Fran Drescher's (search) distinctive voice cuts through the noisy chaos of actors and production people crowding the deck of her beachfront home.

"Hi, everyone. How you doing?"

The star, known for her nasally whine, Yiddish exclamations, and ability to make a word like "wow" last as long as a sentence, was hosting a reunion of the cast from "The Nanny." The gathering was staged as a dinner party where the leading lady and her co-stars reminisced. Their semi-scripted chatter was then intercut with clips from the series, which ran on CBS from 1993 to '99.

The result: "The Nanny Reunion: A Nosh to Remember" (search) airing 8 p.m. EST Dec. 6 on Lifetime, which shows weekday reruns of the sitcom.

At first, Drescher was reluctant to do a reunion special about Fran Fine, the middle-class girl from Queens who stumbles into a job taking care of a rich man's kids.

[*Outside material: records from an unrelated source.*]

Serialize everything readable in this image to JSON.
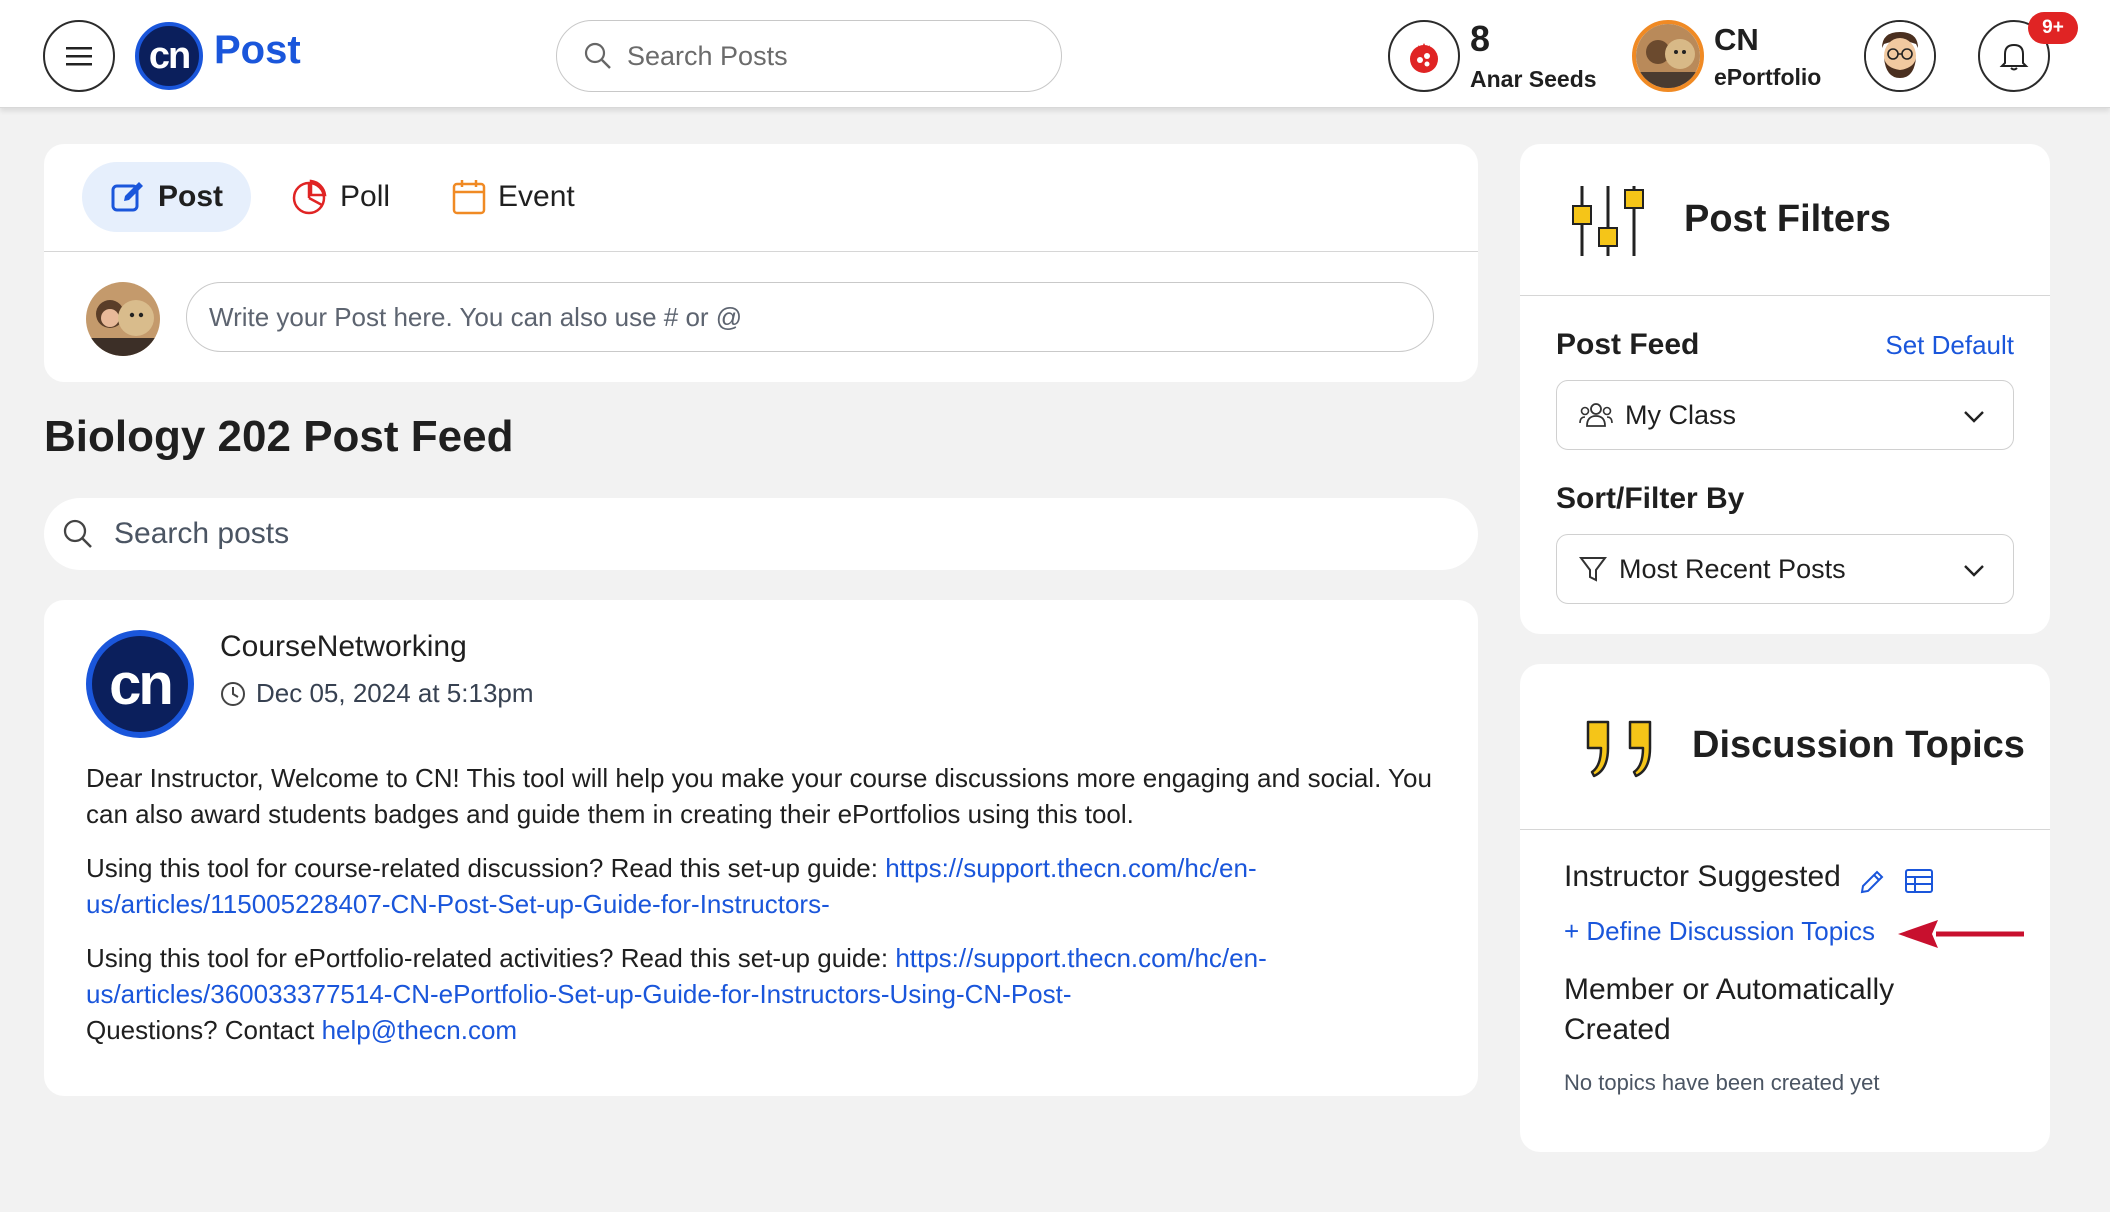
{
  "header": {
    "app_title": "Post",
    "logo_text": "cn",
    "search_placeholder": "Search Posts",
    "seeds_count": "8",
    "seeds_label": "Anar Seeds",
    "eportfolio_title": "CN",
    "eportfolio_sub": "ePortfolio",
    "notification_badge": "9+"
  },
  "composer": {
    "tabs": [
      {
        "label": "Post",
        "icon": "edit-icon",
        "active": true
      },
      {
        "label": "Poll",
        "icon": "pie-chart-icon",
        "active": false
      },
      {
        "label": "Event",
        "icon": "calendar-icon",
        "active": false
      }
    ],
    "placeholder": "Write your Post here. You can also use # or @"
  },
  "feed": {
    "title": "Biology 202 Post Feed",
    "search_placeholder": "Search posts"
  },
  "post": {
    "logo_text": "cn",
    "author": "CourseNetworking",
    "timestamp": "Dec 05, 2024 at 5:13pm",
    "p1": "Dear Instructor, Welcome to CN! This tool will help you make your course discussions more engaging and social. You can also award students badges and guide them in creating their ePortfolios using this tool.",
    "p2_text": "Using this tool for course-related discussion? Read this set-up guide: ",
    "p2_link": "https://support.thecn.com/hc/en-us/articles/115005228407-CN-Post-Set-up-Guide-for-Instructors-",
    "p3_text": "Using this tool for ePortfolio-related activities? Read this set-up guide: ",
    "p3_link": "https://support.thecn.com/hc/en-us/articles/360033377514-CN-ePortfolio-Set-up-Guide-for-Instructors-Using-CN-Post-",
    "p4_text": "Questions? Contact ",
    "p4_link": "help@thecn.com"
  },
  "filters": {
    "title": "Post Filters",
    "post_feed_label": "Post Feed",
    "set_default": "Set Default",
    "post_feed_value": "My Class",
    "sort_label": "Sort/Filter By",
    "sort_value": "Most Recent Posts"
  },
  "topics": {
    "title": "Discussion Topics",
    "instructor_label": "Instructor Suggested",
    "define_link": "+ Define Discussion Topics",
    "member_label": "Member or Automatically Created",
    "empty_text": "No topics have been created yet"
  },
  "colors": {
    "accent": "#1a56db",
    "logo_dark": "#0b1f5c",
    "badge": "#e02424",
    "icon_yellow": "#f5c518",
    "arrow_red": "#c8102e"
  }
}
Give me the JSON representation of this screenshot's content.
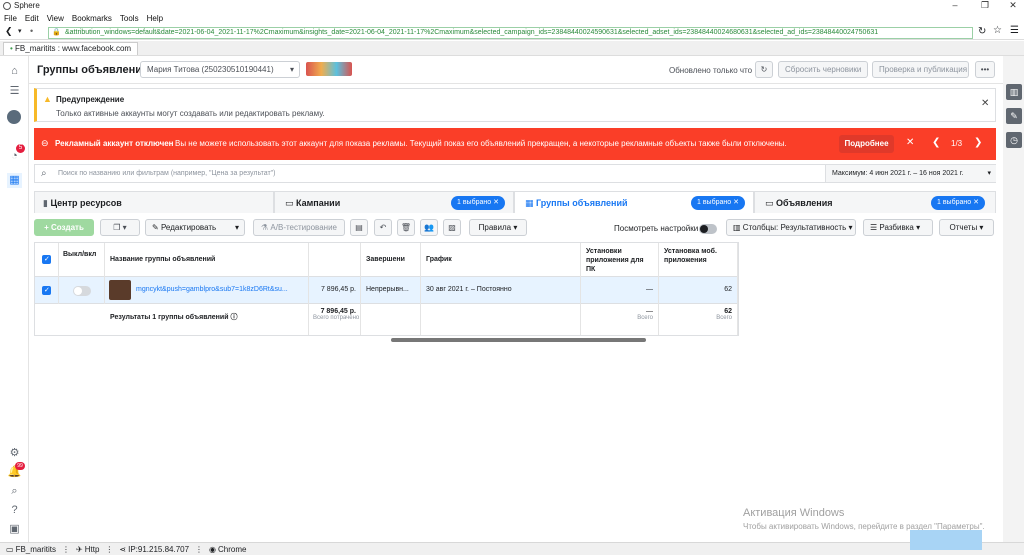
{
  "window": {
    "title": "Sphere"
  },
  "menu": [
    "File",
    "Edit",
    "View",
    "Bookmarks",
    "Tools",
    "Help"
  ],
  "address": {
    "url": "&attribution_windows=default&date=2021-06-04_2021-11-17%2Cmaximum&insights_date=2021-06-04_2021-11-17%2Cmaximum&selected_campaign_ids=23848440024590631&selected_adset_ids=23848440024680631&selected_ad_ids=23848440024750631"
  },
  "tab": {
    "label": "FB_maritits : www.facebook.com"
  },
  "header": {
    "title": "Группы объявлений",
    "account": "Мария Титова (250230510190441)",
    "updated": "Обновлено только что",
    "discard": "Сбросить черновики",
    "publish": "Проверка и публикация",
    "more": "•••"
  },
  "warning": {
    "title": "Предупреждение",
    "text": "Только активные аккаунты могут создавать или редактировать рекламу."
  },
  "error": {
    "title": "Рекламный аккаунт отключен",
    "text": "Вы не можете использовать этот аккаунт для показа рекламы. Текущий показ его объявлений прекращен, а некоторые рекламные объекты также были отключены.",
    "more": "Подробнее",
    "pager": "1/3"
  },
  "search": {
    "placeholder": "Поиск по названию или фильтрам (например, \"Цена за результат\")",
    "date_range": "Максимум: 4 июн 2021 г. – 16 ноя 2021 г."
  },
  "tabs": {
    "resources": "Центр ресурсов",
    "campaigns": "Кампании",
    "campaigns_sel": "1 выбрано",
    "adsets": "Группы объявлений",
    "adsets_sel": "1 выбрано",
    "ads": "Объявления",
    "ads_sel": "1 выбрано"
  },
  "toolbar": {
    "create": "+ Создать",
    "edit": "Редактировать",
    "ab": "А/В-тестирование",
    "rules": "Правила",
    "view_settings": "Посмотреть настройки",
    "columns": "Столбцы: Результативность",
    "breakdown": "Разбивка",
    "reports": "Отчеты"
  },
  "table": {
    "headers": {
      "toggle": "Выкл/вкл",
      "name": "Название группы объявлений",
      "ends": "Завершени",
      "schedule": "График",
      "installs_pc": "Установки приложения для ПК",
      "installs_mobile": "Установка моб. приложения"
    },
    "row": {
      "name": "mgncykt&push=gamblpro&sub7=1k8zD6Rt&su...",
      "spent": "7 896,45 р.",
      "ends": "Непрерывн...",
      "schedule": "30 авг 2021 г. – Постоянно",
      "installs_pc": "—",
      "installs_mobile": "62"
    },
    "totals": {
      "label": "Результаты 1 группы объявлений",
      "spent": "7 896,45 р.",
      "spent_caption": "Всего потрачено",
      "installs_pc": "—",
      "installs_pc_caption": "Всего",
      "installs_mobile": "62",
      "installs_mobile_caption": "Всего"
    }
  },
  "leftrail": {
    "badge1": "5",
    "badge2": "99"
  },
  "watermark": {
    "title": "Активация Windows",
    "text": "Чтобы активировать Windows, перейдите в раздел \"Параметры\"."
  },
  "statusbar": {
    "profile": "FB_maritits",
    "protocol": "Http",
    "ip": "IP:91.215.84.707",
    "browser": "Chrome"
  }
}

"Much as I love the show -- I TiVo reruns so I can watch it whenever I want -- I was feeling like I need to grow as an artist and let the audience see me doing other things," Drescher says.

In a case of classic Hollywood deal making, a compromise was struck: To get Drescher to agree, Lifetime offered her the chance to direct and appear on "Strong Medicine."

The episode she directed aired in September, and the guest shot came on the medical drama's 100th episode in October. She played a uterine cancer patient who sues an insurance company for not including basic tests in their policies.

(The 47-year-old Drescher, who survived the same kind of cancer, is a vocal advocate for women's health care and wrote the best sellers "Cancer Schmancer" and "Enter Whining.")

So was the use and disruption of Drescher's home also in the reunion deal?

Seems it was more about correctness than career.

"I stuck my foot in my mouth and said, `Wait a minute. Why don't we do it at my house?' never thinking it was going to be such an enormous undertaking," Drescher says. "But I'm an overachiever and if I was going to do this reunion show it was very important to me that it be done correctly. That means being inventive, being original, making it better than the regular run-of-the-mill ones, having it be funnier."

She co-opted ex-husband Peter Jacobson, with whom she created the series, to direct. The lavish food was prepared by one of Wolfgang Puck's restaurants. The one thing she couldn't arrange was the weather, which lacked the sunset-over-the-sea that had been hoped for.

The cast members who attended included everyone but Daniel Davis (the butler) who was working out of town.

Drescher's parents, Morty and Sylvia Drescher, were there, her mother being a look-alike for Renee Taylor, who played Fine's mother, Sylvia.

The series included many familial incidents drawn from Drescher's real upbringing. "I tapped into a simpler time in my life surrounded by all the rich and wonderful characters I grew up with," says Drescher.

She describes Fine as "fun, funny, immature and sexy. Her life was much less complicated than mine and I really liked being in her skin everyday."

Charles Shaughnessy, who played Fine's boss and love interest, Maxwell Sheffield, says the series was a "blend of great slapstick -- Fran is a wonderful physical comedian and obviously had studied Lucille Ball a lot -- but it was also a very sweet, romantic comedy, and a fish-out-of-water story."

Drescher is getting back into sitcoms next year in a WB series currently titled "Shacking Up." She describes her character as "a sexy divorcee who's living with a man much, much younger -- closer to her son's age."

But moving from Fran Fine in "The Nanny" to Fran Reeves in the new sitcom won't mean leaving behind the essentials that made Drescher famous.

"It's always more or less that larger-than-life persona. They wrap it in another story, but the audience kind of accepts it, because it's really me," she says, laughing, well, just like Fran.